-- Opening Marker --

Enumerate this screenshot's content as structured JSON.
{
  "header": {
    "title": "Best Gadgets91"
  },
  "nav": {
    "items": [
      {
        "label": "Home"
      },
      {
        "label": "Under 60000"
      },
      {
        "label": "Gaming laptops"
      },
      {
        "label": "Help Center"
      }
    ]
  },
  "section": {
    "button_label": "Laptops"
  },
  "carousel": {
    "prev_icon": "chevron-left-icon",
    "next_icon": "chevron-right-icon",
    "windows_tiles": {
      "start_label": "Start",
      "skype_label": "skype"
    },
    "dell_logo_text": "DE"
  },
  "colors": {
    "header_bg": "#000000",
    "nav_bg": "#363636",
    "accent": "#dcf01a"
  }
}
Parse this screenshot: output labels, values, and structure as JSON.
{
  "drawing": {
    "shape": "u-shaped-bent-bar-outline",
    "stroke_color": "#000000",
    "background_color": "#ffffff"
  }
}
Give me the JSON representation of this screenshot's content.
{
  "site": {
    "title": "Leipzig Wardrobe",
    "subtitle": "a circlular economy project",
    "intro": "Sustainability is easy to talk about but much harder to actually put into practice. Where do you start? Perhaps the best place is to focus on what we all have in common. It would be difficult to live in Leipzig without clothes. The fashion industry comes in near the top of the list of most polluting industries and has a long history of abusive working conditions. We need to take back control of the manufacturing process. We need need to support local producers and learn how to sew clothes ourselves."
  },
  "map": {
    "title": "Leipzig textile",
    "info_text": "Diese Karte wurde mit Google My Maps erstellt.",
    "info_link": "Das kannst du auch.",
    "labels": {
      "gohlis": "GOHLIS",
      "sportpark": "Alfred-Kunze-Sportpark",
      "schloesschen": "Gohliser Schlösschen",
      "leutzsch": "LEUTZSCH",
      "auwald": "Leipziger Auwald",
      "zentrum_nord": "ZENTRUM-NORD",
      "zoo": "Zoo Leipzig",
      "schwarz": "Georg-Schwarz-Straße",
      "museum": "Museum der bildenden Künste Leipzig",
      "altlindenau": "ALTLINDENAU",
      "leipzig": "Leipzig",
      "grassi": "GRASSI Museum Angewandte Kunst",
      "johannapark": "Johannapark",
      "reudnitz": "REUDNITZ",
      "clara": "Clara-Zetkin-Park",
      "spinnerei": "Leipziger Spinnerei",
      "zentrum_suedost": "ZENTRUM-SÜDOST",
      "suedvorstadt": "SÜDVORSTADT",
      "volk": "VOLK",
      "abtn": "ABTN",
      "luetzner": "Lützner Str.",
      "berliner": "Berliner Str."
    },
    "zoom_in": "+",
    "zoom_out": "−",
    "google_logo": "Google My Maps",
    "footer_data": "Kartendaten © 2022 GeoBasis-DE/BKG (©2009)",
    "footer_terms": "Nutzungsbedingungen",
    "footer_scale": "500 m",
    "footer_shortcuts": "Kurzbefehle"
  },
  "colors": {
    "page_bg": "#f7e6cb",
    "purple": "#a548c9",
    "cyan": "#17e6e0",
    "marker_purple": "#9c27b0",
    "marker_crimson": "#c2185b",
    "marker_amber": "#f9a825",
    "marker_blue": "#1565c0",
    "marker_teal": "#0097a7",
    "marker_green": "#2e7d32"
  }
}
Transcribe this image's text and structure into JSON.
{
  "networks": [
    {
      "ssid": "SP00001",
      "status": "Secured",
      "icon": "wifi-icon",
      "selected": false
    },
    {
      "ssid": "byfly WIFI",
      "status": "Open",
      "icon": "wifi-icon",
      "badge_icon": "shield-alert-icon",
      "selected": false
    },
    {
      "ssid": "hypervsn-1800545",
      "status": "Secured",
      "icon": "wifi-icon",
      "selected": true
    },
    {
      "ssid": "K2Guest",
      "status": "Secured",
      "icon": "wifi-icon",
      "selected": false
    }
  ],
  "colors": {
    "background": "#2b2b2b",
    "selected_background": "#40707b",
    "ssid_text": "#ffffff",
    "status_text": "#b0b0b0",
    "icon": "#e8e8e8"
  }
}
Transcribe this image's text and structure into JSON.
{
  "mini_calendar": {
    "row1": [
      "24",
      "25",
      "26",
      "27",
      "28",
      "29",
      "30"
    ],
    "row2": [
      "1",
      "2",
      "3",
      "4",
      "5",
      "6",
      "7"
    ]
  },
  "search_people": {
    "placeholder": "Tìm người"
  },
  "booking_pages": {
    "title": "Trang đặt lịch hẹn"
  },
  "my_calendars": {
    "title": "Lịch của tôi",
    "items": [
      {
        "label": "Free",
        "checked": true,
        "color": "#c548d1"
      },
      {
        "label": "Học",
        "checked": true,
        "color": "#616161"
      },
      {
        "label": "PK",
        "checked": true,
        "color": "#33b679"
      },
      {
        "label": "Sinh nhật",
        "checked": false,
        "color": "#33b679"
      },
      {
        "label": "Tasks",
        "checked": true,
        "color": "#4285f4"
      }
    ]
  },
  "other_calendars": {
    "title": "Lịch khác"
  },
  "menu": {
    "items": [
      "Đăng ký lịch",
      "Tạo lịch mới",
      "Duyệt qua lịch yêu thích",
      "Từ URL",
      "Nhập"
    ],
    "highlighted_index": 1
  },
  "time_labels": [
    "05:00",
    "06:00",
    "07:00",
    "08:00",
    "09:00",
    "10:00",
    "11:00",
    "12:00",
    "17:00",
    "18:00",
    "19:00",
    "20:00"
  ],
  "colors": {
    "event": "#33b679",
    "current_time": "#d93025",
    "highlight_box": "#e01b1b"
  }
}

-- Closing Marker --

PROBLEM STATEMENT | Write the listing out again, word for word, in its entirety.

REPLY |
Enumerate this screenshot's content as structured JSON.
{
  "header": {
    "title": "Best Gadgets91"
  },
  "nav": {
    "items": [
      {
        "label": "Home"
      },
      {
        "label": "Under 60000"
      },
      {
        "label": "Gaming laptops"
      },
      {
        "label": "Help Center"
      }
    ]
  },
  "section": {
    "button_label": "Laptops"
  },
  "carousel": {
    "prev_icon": "chevron-left-icon",
    "next_icon": "chevron-right-icon",
    "windows_tiles": {
      "start_label": "Start",
      "skype_label": "skype"
    },
    "dell_logo_text": "DE"
  },
  "colors": {
    "header_bg": "#000000",
    "nav_bg": "#363636",
    "accent": "#dcf01a"
  }
}
Parse this screenshot: output labels, values, and structure as JSON.
{
  "drawing": {
    "shape": "u-shaped-bent-bar-outline",
    "stroke_color": "#000000",
    "background_color": "#ffffff"
  }
}
Give me the JSON representation of this screenshot's content.
{
  "site": {
    "title": "Leipzig Wardrobe",
    "subtitle": "a circlular economy project",
    "intro": "Sustainability is easy to talk about but much harder to actually put into practice. Where do you start? Perhaps the best place is to focus on what we all have in common. It would be difficult to live in Leipzig without clothes. The fashion industry comes in near the top of the list of most polluting industries and has a long history of abusive working conditions. We need to take back control of the manufacturing process. We need need to support local producers and learn how to sew clothes ourselves."
  },
  "map": {
    "title": "Leipzig textile",
    "info_text": "Diese Karte wurde mit Google My Maps erstellt.",
    "info_link": "Das kannst du auch.",
    "labels": {
      "gohlis": "GOHLIS",
      "sportpark": "Alfred-Kunze-Sportpark",
      "schloesschen": "Gohliser Schlösschen",
      "leutzsch": "LEUTZSCH",
      "auwald": "Leipziger Auwald",
      "zentrum_nord": "ZENTRUM-NORD",
      "zoo": "Zoo Leipzig",
      "schwarz": "Georg-Schwarz-Straße",
      "museum": "Museum der bildenden Künste Leipzig",
      "altlindenau": "ALTLINDENAU",
      "leipzig": "Leipzig",
      "grassi": "GRASSI Museum Angewandte Kunst",
      "johannapark": "Johannapark",
      "reudnitz": "REUDNITZ",
      "clara": "Clara-Zetkin-Park",
      "spinnerei": "Leipziger Spinnerei",
      "zentrum_suedost": "ZENTRUM-SÜDOST",
      "suedvorstadt": "SÜDVORSTADT",
      "volk": "VOLK",
      "abtn": "ABTN",
      "luetzner": "Lützner Str.",
      "berliner": "Berliner Str."
    },
    "zoom_in": "+",
    "zoom_out": "−",
    "google_logo": "Google My Maps",
    "footer_data": "Kartendaten © 2022 GeoBasis-DE/BKG (©2009)",
    "footer_terms": "Nutzungsbedingungen",
    "footer_scale": "500 m",
    "footer_shortcuts": "Kurzbefehle"
  },
  "colors": {
    "page_bg": "#f7e6cb",
    "purple": "#a548c9",
    "cyan": "#17e6e0",
    "marker_purple": "#9c27b0",
    "marker_crimson": "#c2185b",
    "marker_amber": "#f9a825",
    "marker_blue": "#1565c0",
    "marker_teal": "#0097a7",
    "marker_green": "#2e7d32"
  }
}
Transcribe this image's text and structure into JSON.
{
  "networks": [
    {
      "ssid": "SP00001",
      "status": "Secured",
      "icon": "wifi-icon",
      "selected": false
    },
    {
      "ssid": "byfly WIFI",
      "status": "Open",
      "icon": "wifi-icon",
      "badge_icon": "shield-alert-icon",
      "selected": false
    },
    {
      "ssid": "hypervsn-1800545",
      "status": "Secured",
      "icon": "wifi-icon",
      "selected": true
    },
    {
      "ssid": "K2Guest",
      "status": "Secured",
      "icon": "wifi-icon",
      "selected": false
    }
  ],
  "colors": {
    "background": "#2b2b2b",
    "selected_background": "#40707b",
    "ssid_text": "#ffffff",
    "status_text": "#b0b0b0",
    "icon": "#e8e8e8"
  }
}
Transcribe this image's text and structure into JSON.
{
  "mini_calendar": {
    "row1": [
      "24",
      "25",
      "26",
      "27",
      "28",
      "29",
      "30"
    ],
    "row2": [
      "1",
      "2",
      "3",
      "4",
      "5",
      "6",
      "7"
    ]
  },
  "search_people": {
    "placeholder": "Tìm người"
  },
  "booking_pages": {
    "title": "Trang đặt lịch hẹn"
  },
  "my_calendars": {
    "title": "Lịch của tôi",
    "items": [
      {
        "label": "Free",
        "checked": true,
        "color": "#c548d1"
      },
      {
        "label": "Học",
        "checked": true,
        "color": "#616161"
      },
      {
        "label": "PK",
        "checked": true,
        "color": "#33b679"
      },
      {
        "label": "Sinh nhật",
        "checked": false,
        "color": "#33b679"
      },
      {
        "label": "Tasks",
        "checked": true,
        "color": "#4285f4"
      }
    ]
  },
  "other_calendars": {
    "title": "Lịch khác"
  },
  "menu": {
    "items": [
      "Đăng ký lịch",
      "Tạo lịch mới",
      "Duyệt qua lịch yêu thích",
      "Từ URL",
      "Nhập"
    ],
    "highlighted_index": 1
  },
  "time_labels": [
    "05:00",
    "06:00",
    "07:00",
    "08:00",
    "09:00",
    "10:00",
    "11:00",
    "12:00",
    "17:00",
    "18:00",
    "19:00",
    "20:00"
  ],
  "colors": {
    "event": "#33b679",
    "current_time": "#d93025",
    "highlight_box": "#e01b1b"
  }
}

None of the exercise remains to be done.